Extracted records

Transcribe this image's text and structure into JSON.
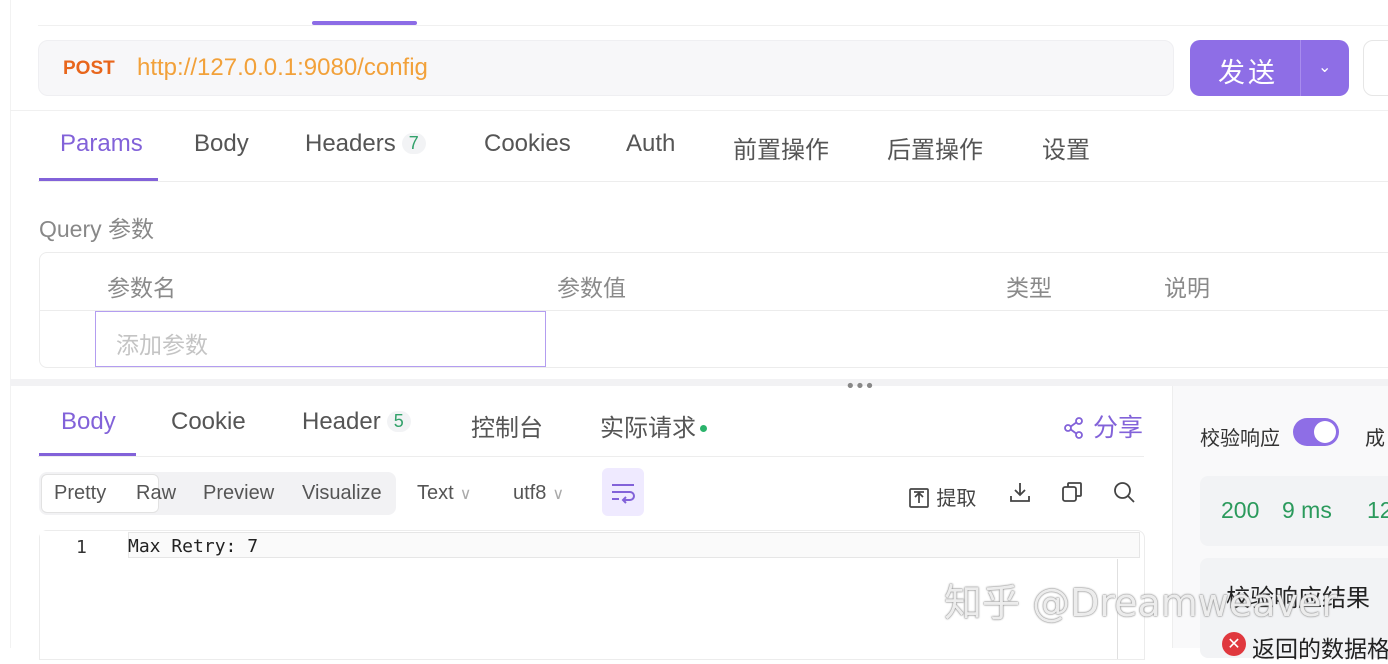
{
  "request": {
    "method": "POST",
    "url": "http://127.0.0.1:9080/config",
    "send_label": "发送"
  },
  "request_tabs": [
    {
      "label": "Params"
    },
    {
      "label": "Body"
    },
    {
      "label": "Headers",
      "badge": "7"
    },
    {
      "label": "Cookies"
    },
    {
      "label": "Auth"
    },
    {
      "label": "前置操作"
    },
    {
      "label": "后置操作"
    },
    {
      "label": "设置"
    }
  ],
  "query": {
    "title": "Query 参数",
    "columns": [
      "参数名",
      "参数值",
      "类型",
      "说明"
    ],
    "add_placeholder": "添加参数"
  },
  "response_tabs": [
    {
      "label": "Body"
    },
    {
      "label": "Cookie"
    },
    {
      "label": "Header",
      "badge": "5"
    },
    {
      "label": "控制台"
    },
    {
      "label": "实际请求"
    }
  ],
  "share_label": "分享",
  "format_modes": [
    "Pretty",
    "Raw",
    "Preview",
    "Visualize"
  ],
  "content_type": "Text",
  "encoding": "utf8",
  "extract_label": "提取",
  "editor": {
    "line_number": "1",
    "line_text": "Max Retry: 7"
  },
  "right_panel": {
    "verify_label": "校验响应",
    "success_label": "成",
    "status_code": "200",
    "time": "9 ms",
    "size": "12",
    "result_title": "校验响应结果",
    "error_text": "返回的数据格"
  },
  "watermark": "知乎 @Dreamweaver"
}
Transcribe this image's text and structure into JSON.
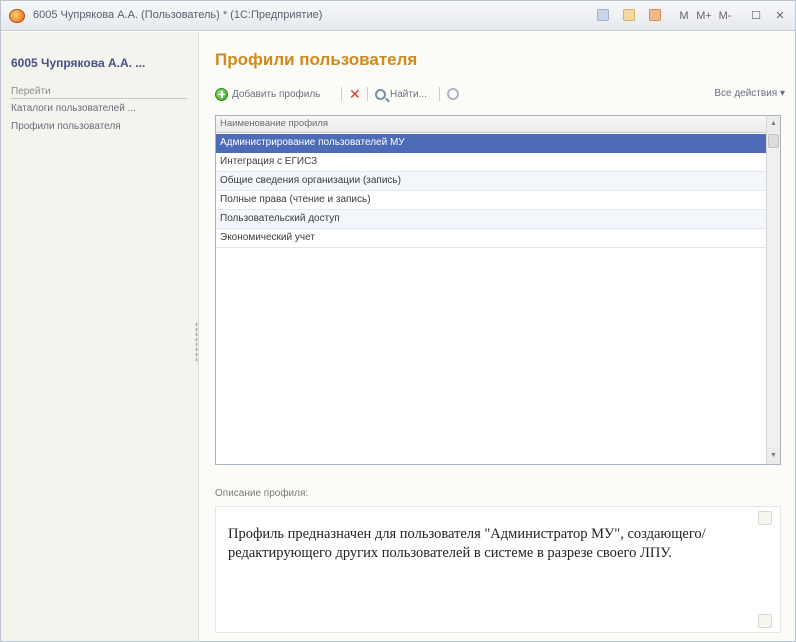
{
  "window": {
    "title": "6005 Чупрякова А.А. (Пользователь) * (1С:Предприятие)",
    "controls": [
      "M",
      "M+",
      "M-"
    ]
  },
  "sidebar": {
    "user_title": "6005 Чупрякова А.А. ...",
    "section_label": "Перейти",
    "items": [
      {
        "label": "Каталоги пользователей ..."
      },
      {
        "label": "Профили пользователя"
      }
    ]
  },
  "main": {
    "title": "Профили пользователя",
    "toolbar": {
      "add_label": "Добавить профиль",
      "find_label": "Найти...",
      "all_actions_label": "Все действия ▾"
    },
    "table": {
      "column_header": "Наименование профиля",
      "rows": [
        "Администрирование пользователей МУ",
        "Интеграция с ЕГИСЗ",
        "Общие сведения организации (запись)",
        "Полные права (чтение и запись)",
        "Пользовательский доступ",
        "Экономический учет"
      ],
      "selected_index": 0
    },
    "description": {
      "label": "Описание профиля:",
      "text": "Профиль предназначен для пользователя \"Администратор МУ\", создающего/редактирующего других пользователей в системе в разрезе своего ЛПУ."
    }
  },
  "colors": {
    "title_accent": "#d0891c",
    "selection": "#4d6bb6",
    "sidebar_title": "#4a4f86"
  }
}
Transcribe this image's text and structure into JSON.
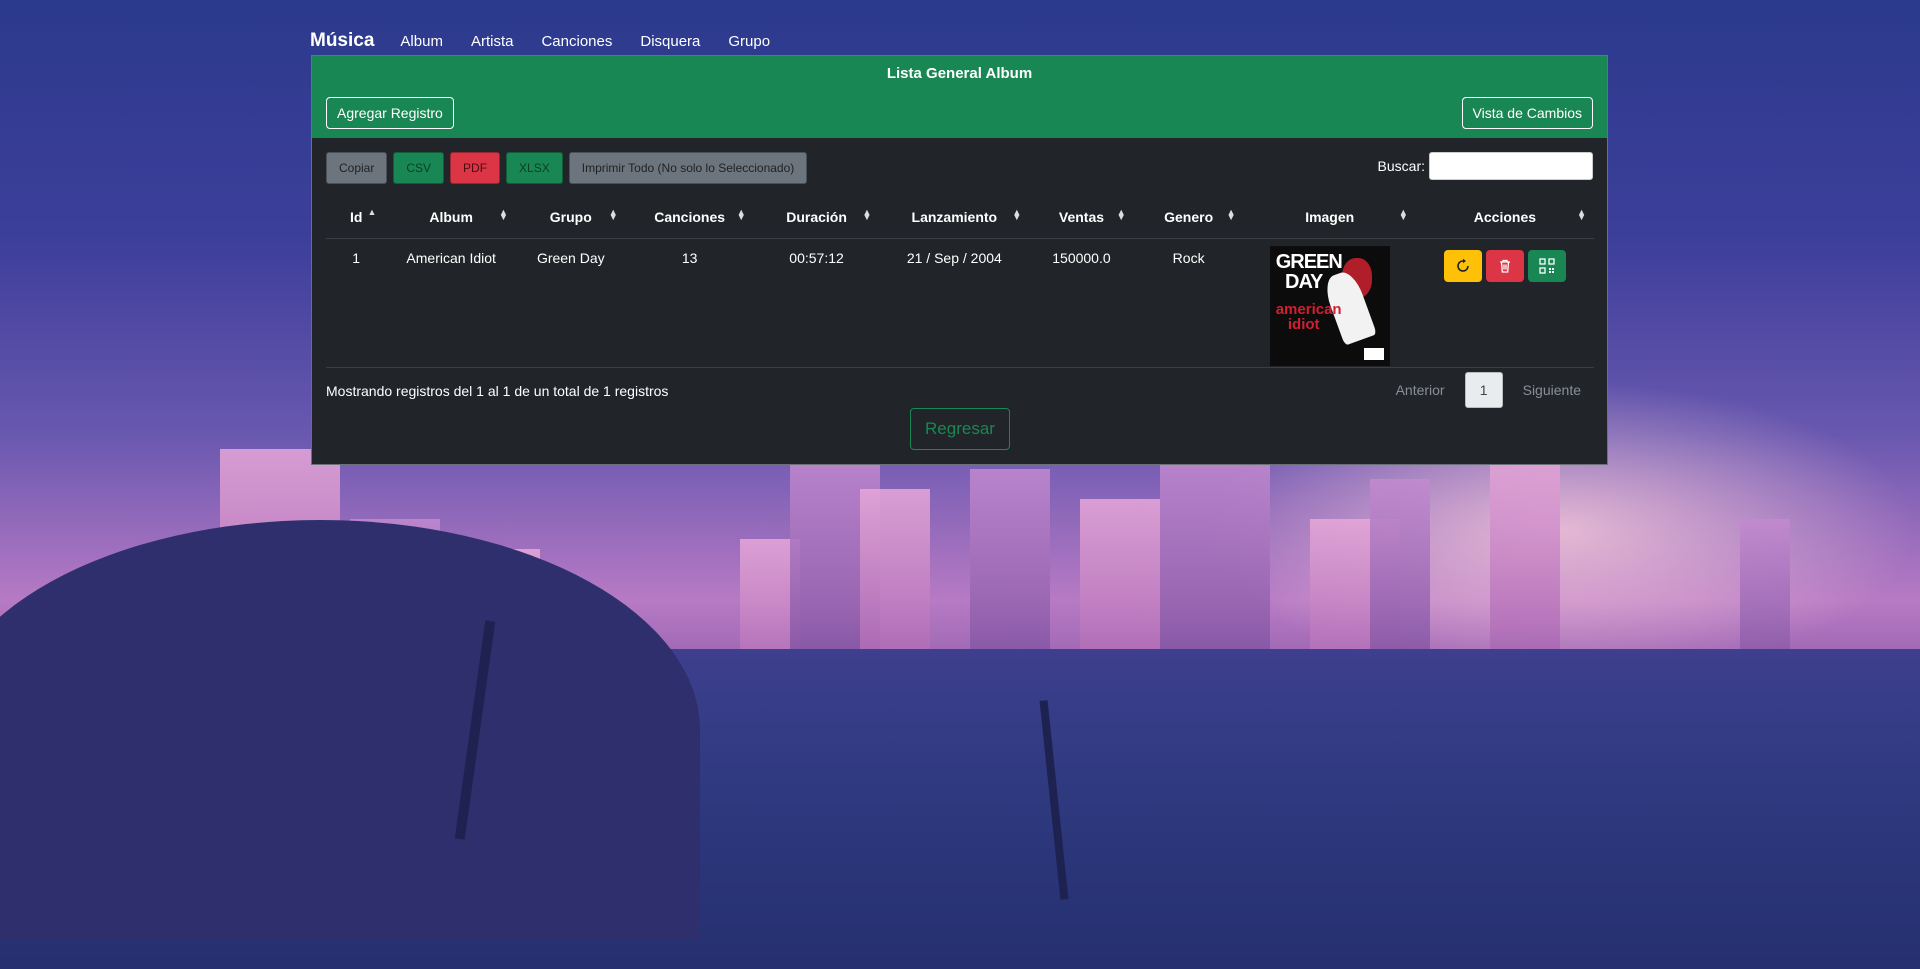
{
  "nav": {
    "brand": "Música",
    "links": [
      "Album",
      "Artista",
      "Canciones",
      "Disquera",
      "Grupo"
    ]
  },
  "panel": {
    "title": "Lista General Album",
    "add_label": "Agregar Registro",
    "changes_label": "Vista de Cambios"
  },
  "toolbar": {
    "copy": "Copiar",
    "csv": "CSV",
    "pdf": "PDF",
    "xlsx": "XLSX",
    "print": "Imprimir Todo (No solo lo Seleccionado)"
  },
  "search": {
    "label": "Buscar:",
    "value": ""
  },
  "table": {
    "headers": [
      "Id",
      "Album",
      "Grupo",
      "Canciones",
      "Duración",
      "Lanzamiento",
      "Ventas",
      "Genero",
      "Imagen",
      "Acciones"
    ],
    "rows": [
      {
        "id": "1",
        "album": "American Idiot",
        "grupo": "Green Day",
        "canciones": "13",
        "duracion": "00:57:12",
        "lanzamiento": "21 / Sep / 2004",
        "ventas": "150000.0",
        "genero": "Rock",
        "cover_line1": "GREEN DAY",
        "cover_line2": "american idiot"
      }
    ]
  },
  "footer": {
    "info": "Mostrando registros del 1 al 1 de un total de 1 registros",
    "prev": "Anterior",
    "page": "1",
    "next": "Siguiente",
    "back": "Regresar"
  },
  "colors": {
    "header_green": "#198754",
    "panel_dark": "#212529",
    "warning": "#ffc107",
    "danger": "#dc3545"
  }
}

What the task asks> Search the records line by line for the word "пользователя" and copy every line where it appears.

Answer to this task>
        "label": "Профили пользователя"
    "title": "Профили пользователя",
      "text": "Профиль предназначен для пользователя \"Администратор МУ\", создающего/редактирующего других пользователей в системе в разрезе своего ЛПУ."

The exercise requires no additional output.